In order to help us understand and to live accordingly, James gives us this illustration of the farmer who waits on the process of growth. The farmer waits. That’s how it is if you’re a farmer: you plant, and then you wait. And that conveys the idea of looking expectantly for something outside oneself. The harvest, frankly, depends on the providence of God. It depends on God bringing together all of the right components to make a good crop.

The farmer waits "for the land to yield its valuable crop." "Valuable" here means precious. It’s precious to him because it takes a long, long time to get the harvest. It is precious because he depends on the long-awaited harvest for his existence. He demonstrates long-tempered patience as he long awaits the crops arrival. He waits through the autumn and spring rains. The first rain softens the land and the latter rain yields the harvest. What a picture of God's work in our hearts. He has to break our hearts or to allow them to be broken, in order to heal our hearts.

Now in Israel the rains come twice a year. We plant in the fall and the rain comes in the season of planting in October and November, that’s the autumn rain. Then, the spring rain comes in March and April, right before the harvest. And so we have to wait for the process which takes time, lots of time. So, in the same way a farmer is patient until the season passes and the crop grows to maturity, so must the believer must be patient awaiting God's precious arrival.

In v.8 of today's text we read, "You too, be patient and stand firm, because the Lord’s coming is near."

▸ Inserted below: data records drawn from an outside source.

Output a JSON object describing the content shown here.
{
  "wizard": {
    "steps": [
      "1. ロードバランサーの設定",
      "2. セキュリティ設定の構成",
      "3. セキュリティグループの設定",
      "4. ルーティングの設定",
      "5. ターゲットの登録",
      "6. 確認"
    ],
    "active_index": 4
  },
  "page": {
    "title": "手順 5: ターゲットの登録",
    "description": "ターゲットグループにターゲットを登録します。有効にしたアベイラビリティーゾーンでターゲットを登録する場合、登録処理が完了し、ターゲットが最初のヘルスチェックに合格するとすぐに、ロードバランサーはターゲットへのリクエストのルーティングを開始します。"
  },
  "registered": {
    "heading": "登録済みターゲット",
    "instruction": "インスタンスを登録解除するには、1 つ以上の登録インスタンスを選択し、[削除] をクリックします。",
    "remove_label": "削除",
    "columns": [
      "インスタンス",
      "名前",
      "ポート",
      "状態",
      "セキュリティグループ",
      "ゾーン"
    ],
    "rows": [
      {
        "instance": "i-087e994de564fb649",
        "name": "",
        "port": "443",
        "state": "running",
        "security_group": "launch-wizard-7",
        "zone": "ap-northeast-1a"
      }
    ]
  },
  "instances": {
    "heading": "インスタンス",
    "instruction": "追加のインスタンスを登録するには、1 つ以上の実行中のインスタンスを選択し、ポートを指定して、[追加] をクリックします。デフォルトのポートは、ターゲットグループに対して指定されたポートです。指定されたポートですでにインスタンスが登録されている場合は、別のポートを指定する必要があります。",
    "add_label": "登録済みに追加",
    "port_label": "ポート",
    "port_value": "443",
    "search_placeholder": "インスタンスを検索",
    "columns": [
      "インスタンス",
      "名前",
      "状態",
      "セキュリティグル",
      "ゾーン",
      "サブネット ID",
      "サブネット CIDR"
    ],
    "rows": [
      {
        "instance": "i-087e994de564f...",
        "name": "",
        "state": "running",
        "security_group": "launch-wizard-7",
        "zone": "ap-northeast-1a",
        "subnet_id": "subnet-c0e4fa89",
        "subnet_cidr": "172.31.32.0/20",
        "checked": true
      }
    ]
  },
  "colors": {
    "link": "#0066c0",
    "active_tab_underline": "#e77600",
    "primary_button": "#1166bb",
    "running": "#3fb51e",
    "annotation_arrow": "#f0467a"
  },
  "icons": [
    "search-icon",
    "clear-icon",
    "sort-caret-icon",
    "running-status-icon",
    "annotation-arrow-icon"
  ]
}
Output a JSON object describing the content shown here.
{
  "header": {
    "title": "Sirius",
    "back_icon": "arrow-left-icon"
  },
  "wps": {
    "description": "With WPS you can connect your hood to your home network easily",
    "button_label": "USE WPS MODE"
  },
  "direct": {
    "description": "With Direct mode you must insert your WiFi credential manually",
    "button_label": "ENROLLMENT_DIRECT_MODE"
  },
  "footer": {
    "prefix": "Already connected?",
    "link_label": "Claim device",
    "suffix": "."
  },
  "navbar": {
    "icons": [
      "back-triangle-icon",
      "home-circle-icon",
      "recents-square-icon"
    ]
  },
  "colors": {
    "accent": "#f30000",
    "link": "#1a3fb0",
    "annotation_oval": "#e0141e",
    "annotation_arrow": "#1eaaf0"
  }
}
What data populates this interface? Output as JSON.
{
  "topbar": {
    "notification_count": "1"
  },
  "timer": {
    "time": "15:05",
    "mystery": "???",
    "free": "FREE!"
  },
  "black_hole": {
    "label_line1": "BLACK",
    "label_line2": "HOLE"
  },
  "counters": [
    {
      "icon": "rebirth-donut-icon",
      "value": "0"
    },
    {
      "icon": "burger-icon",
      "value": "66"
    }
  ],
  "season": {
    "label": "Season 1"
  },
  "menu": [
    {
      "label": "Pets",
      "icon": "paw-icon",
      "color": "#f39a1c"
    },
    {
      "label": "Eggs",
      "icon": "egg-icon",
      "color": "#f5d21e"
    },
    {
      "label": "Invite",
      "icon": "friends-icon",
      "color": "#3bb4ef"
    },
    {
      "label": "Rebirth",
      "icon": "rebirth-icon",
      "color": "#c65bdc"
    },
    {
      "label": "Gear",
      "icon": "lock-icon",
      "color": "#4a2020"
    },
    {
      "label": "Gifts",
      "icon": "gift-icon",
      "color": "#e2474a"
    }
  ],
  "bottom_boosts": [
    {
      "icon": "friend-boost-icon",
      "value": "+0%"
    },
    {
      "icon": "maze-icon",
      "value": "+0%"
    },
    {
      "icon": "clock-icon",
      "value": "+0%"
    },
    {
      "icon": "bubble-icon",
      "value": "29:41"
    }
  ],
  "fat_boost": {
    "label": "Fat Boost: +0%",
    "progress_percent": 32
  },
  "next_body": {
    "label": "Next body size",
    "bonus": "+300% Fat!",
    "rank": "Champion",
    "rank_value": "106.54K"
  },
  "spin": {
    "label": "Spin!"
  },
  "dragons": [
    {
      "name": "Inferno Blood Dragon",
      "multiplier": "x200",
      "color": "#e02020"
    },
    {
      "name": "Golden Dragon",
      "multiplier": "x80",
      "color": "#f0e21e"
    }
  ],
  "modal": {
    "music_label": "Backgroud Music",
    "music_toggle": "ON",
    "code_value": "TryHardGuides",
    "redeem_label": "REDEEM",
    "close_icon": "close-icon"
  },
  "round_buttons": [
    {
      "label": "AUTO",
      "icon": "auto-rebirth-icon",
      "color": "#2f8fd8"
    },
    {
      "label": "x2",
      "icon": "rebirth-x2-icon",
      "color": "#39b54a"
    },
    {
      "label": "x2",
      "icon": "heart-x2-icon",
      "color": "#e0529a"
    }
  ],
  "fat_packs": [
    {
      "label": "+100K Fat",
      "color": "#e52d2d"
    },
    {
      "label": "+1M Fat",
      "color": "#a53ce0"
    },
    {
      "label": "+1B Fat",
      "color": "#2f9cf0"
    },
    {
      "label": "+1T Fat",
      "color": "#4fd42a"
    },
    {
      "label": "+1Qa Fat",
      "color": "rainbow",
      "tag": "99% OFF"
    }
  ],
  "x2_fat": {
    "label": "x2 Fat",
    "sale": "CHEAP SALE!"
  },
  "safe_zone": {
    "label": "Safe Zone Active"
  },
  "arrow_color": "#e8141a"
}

To "stand firm" means for our hearts to be strengthened. This same word is used in Luke 9:51, where we learn that the Lord Jesus set His face to go to Jerusalem. The root of this word literally means "to prop yourself up." When we are about to collapse under persecution, we must prop ourselves up with the hope of the soon return of the Lord Jesus. This is a word of resoluteness, a word of firm courage. It’s an attitude of commitment, that no matter what the trial we confidently move ahead.

In v.9 of today's text we read, "Don’t grumble against one another, brothers and sisters, or you will be judged. The Judge is standing at the door!"

James reminds us here to resist being defined by the flesh. We must recognize that persecution is our friend. While it can create all kinds of frustration, it could be our servant, reminding us to be defined by the Lord. But, when we are not defined by the Lord, frustration gets the best of us and we allow it to usher in sin, sins like bitterness and revenge and rejection of others. This is not the Lord's desire and way.

The Greek word used here translated "grumble" is found six times in the New Testament. It means to sigh, to groan, or to murmur, and can even be used of inaudible prayer. In this case, grumbling is a mark of impatience and is an indication that faith has failed, so that what was meant for a test has become a temptation. Grumbling against others is a sin that occurs whenever we lapse into thinking that the world is not fully under God’s control. It shows a lack of self-control in the face of suffering, and it is fueled by frustration, hurt, and anger. Grumbling is an attempt to defend our interests, or to get back at those whom we perceive to have wronged us. And, the key component in resisting this temptation is patience.

The judgment here is not the judgment of hell for the believer in Christ. Remember, James wrote to Christians who knew the forgiveness of their sin. But, could there have been unbelievers in their ranks? Of course! And, for those the judgment was the judgment of hell. And, we, as believers in Christ, factor into this process. When we demonstrate God's wisdom and patience, we are used of God to provide and example to unbelievers of what it looks like to have a personal relationship with God. And, God wants to use our lives as a billboard in the lives of those who are yet to believe in Him.